Exercise brief - Retype all of the entries exactly as they appear.
──────── Materials provided ────────
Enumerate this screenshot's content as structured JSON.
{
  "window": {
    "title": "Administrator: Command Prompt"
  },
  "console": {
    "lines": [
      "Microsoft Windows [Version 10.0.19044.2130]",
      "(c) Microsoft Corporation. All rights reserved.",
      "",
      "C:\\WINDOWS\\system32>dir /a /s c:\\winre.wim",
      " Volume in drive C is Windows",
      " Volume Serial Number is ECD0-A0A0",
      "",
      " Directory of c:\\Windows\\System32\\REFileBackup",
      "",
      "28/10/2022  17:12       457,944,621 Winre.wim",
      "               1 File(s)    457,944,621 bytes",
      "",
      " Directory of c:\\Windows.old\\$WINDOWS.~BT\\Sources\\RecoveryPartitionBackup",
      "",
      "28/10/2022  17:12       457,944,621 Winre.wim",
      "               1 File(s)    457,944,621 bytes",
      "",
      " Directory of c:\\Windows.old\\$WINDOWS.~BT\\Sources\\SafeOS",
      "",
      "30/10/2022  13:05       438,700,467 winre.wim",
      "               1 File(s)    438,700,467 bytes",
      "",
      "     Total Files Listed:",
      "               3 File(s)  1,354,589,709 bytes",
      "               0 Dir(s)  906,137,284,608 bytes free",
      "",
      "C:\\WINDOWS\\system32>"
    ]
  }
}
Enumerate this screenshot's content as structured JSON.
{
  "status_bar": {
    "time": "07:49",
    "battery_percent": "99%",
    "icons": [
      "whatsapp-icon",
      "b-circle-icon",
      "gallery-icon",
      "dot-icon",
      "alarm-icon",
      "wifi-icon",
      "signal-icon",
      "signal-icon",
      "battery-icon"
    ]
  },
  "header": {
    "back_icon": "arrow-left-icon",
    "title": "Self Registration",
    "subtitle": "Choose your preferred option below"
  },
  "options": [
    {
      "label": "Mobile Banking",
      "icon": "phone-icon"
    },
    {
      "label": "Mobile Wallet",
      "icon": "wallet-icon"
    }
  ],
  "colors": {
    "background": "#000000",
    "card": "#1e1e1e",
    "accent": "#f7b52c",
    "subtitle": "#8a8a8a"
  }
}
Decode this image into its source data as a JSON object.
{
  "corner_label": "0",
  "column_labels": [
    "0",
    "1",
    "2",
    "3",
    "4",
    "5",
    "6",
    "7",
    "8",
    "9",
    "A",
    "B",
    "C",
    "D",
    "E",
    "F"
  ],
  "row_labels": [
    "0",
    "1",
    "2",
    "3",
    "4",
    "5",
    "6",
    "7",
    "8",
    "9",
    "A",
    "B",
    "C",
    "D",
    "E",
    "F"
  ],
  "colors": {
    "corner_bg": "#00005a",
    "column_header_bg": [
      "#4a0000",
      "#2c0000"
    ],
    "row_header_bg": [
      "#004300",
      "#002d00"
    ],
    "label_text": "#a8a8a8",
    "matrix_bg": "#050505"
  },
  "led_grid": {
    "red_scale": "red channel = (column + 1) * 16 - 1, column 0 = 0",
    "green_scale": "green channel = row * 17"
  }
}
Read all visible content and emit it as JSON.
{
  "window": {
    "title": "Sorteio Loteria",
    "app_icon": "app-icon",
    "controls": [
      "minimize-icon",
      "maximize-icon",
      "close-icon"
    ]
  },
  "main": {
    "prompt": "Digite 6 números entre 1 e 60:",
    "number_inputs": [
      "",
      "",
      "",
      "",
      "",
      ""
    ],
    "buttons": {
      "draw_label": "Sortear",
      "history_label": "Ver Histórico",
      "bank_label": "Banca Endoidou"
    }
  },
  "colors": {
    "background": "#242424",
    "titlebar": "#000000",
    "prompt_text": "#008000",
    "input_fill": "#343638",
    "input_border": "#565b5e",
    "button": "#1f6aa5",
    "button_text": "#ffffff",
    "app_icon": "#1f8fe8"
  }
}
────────
Result -
Enumerate this screenshot's content as structured JSON.
{
  "window": {
    "title": "Administrator: Command Prompt"
  },
  "console": {
    "lines": [
      "Microsoft Windows [Version 10.0.19044.2130]",
      "(c) Microsoft Corporation. All rights reserved.",
      "",
      "C:\\WINDOWS\\system32>dir /a /s c:\\winre.wim",
      " Volume in drive C is Windows",
      " Volume Serial Number is ECD0-A0A0",
      "",
      " Directory of c:\\Windows\\System32\\REFileBackup",
      "",
      "28/10/2022  17:12       457,944,621 Winre.wim",
      "               1 File(s)    457,944,621 bytes",
      "",
      " Directory of c:\\Windows.old\\$WINDOWS.~BT\\Sources\\RecoveryPartitionBackup",
      "",
      "28/10/2022  17:12       457,944,621 Winre.wim",
      "               1 File(s)    457,944,621 bytes",
      "",
      " Directory of c:\\Windows.old\\$WINDOWS.~BT\\Sources\\SafeOS",
      "",
      "30/10/2022  13:05       438,700,467 winre.wim",
      "               1 File(s)    438,700,467 bytes",
      "",
      "     Total Files Listed:",
      "               3 File(s)  1,354,589,709 bytes",
      "               0 Dir(s)  906,137,284,608 bytes free",
      "",
      "C:\\WINDOWS\\system32>"
    ]
  }
}
Enumerate this screenshot's content as structured JSON.
{
  "status_bar": {
    "time": "07:49",
    "battery_percent": "99%",
    "icons": [
      "whatsapp-icon",
      "b-circle-icon",
      "gallery-icon",
      "dot-icon",
      "alarm-icon",
      "wifi-icon",
      "signal-icon",
      "signal-icon",
      "battery-icon"
    ]
  },
  "header": {
    "back_icon": "arrow-left-icon",
    "title": "Self Registration",
    "subtitle": "Choose your preferred option below"
  },
  "options": [
    {
      "label": "Mobile Banking",
      "icon": "phone-icon"
    },
    {
      "label": "Mobile Wallet",
      "icon": "wallet-icon"
    }
  ],
  "colors": {
    "background": "#000000",
    "card": "#1e1e1e",
    "accent": "#f7b52c",
    "subtitle": "#8a8a8a"
  }
}
Decode this image into its source data as a JSON object.
{
  "corner_label": "0",
  "column_labels": [
    "0",
    "1",
    "2",
    "3",
    "4",
    "5",
    "6",
    "7",
    "8",
    "9",
    "A",
    "B",
    "C",
    "D",
    "E",
    "F"
  ],
  "row_labels": [
    "0",
    "1",
    "2",
    "3",
    "4",
    "5",
    "6",
    "7",
    "8",
    "9",
    "A",
    "B",
    "C",
    "D",
    "E",
    "F"
  ],
  "colors": {
    "corner_bg": "#00005a",
    "column_header_bg": [
      "#4a0000",
      "#2c0000"
    ],
    "row_header_bg": [
      "#004300",
      "#002d00"
    ],
    "label_text": "#a8a8a8",
    "matrix_bg": "#050505"
  },
  "led_grid": {
    "red_scale": "red channel = (column + 1) * 16 - 1, column 0 = 0",
    "green_scale": "green channel = row * 17"
  }
}
Read all visible content and emit it as JSON.
{
  "window": {
    "title": "Sorteio Loteria",
    "app_icon": "app-icon",
    "controls": [
      "minimize-icon",
      "maximize-icon",
      "close-icon"
    ]
  },
  "main": {
    "prompt": "Digite 6 números entre 1 e 60:",
    "number_inputs": [
      "",
      "",
      "",
      "",
      "",
      ""
    ],
    "buttons": {
      "draw_label": "Sortear",
      "history_label": "Ver Histórico",
      "bank_label": "Banca Endoidou"
    }
  },
  "colors": {
    "background": "#242424",
    "titlebar": "#000000",
    "prompt_text": "#008000",
    "input_fill": "#343638",
    "input_border": "#565b5e",
    "button": "#1f6aa5",
    "button_text": "#ffffff",
    "app_icon": "#1f8fe8"
  }
}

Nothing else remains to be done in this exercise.